= Beginning of Section =

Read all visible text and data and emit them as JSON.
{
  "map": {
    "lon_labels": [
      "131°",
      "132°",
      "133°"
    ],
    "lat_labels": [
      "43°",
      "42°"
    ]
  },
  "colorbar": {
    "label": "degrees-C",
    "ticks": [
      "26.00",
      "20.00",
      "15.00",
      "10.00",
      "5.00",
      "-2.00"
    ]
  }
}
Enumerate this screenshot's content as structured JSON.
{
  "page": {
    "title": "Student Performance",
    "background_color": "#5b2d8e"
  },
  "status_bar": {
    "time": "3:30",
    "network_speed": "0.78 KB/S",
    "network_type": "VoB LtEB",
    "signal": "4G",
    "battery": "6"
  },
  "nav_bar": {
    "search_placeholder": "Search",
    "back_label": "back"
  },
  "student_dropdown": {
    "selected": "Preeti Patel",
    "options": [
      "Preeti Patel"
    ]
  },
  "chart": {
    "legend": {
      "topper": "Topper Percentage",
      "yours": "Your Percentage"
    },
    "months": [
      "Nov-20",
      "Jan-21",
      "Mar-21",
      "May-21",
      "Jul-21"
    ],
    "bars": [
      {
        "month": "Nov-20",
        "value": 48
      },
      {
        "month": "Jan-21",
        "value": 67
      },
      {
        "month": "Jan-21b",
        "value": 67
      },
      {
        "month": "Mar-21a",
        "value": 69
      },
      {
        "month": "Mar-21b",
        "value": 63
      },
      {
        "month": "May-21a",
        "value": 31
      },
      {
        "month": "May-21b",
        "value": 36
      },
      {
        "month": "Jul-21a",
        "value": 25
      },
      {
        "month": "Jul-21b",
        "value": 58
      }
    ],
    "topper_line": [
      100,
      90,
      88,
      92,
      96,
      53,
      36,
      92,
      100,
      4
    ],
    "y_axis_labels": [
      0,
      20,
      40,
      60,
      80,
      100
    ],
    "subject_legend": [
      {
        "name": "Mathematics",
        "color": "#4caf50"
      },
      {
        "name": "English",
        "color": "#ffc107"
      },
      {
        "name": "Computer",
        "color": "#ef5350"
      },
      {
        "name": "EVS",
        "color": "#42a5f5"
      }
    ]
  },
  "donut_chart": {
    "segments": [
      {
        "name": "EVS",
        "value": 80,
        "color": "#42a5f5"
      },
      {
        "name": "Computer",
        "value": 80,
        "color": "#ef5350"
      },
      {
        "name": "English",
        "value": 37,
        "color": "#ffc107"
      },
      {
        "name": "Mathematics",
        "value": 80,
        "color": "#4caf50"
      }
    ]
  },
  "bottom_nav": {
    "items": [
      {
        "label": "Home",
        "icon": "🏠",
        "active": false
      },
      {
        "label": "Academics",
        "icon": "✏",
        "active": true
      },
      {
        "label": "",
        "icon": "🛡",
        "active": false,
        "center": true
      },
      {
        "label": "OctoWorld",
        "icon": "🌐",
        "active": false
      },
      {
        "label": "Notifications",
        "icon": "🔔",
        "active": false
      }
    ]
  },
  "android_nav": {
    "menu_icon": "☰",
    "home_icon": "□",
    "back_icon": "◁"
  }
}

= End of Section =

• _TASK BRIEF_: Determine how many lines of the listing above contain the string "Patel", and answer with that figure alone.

• _EXERCISE RESPONSE_: 2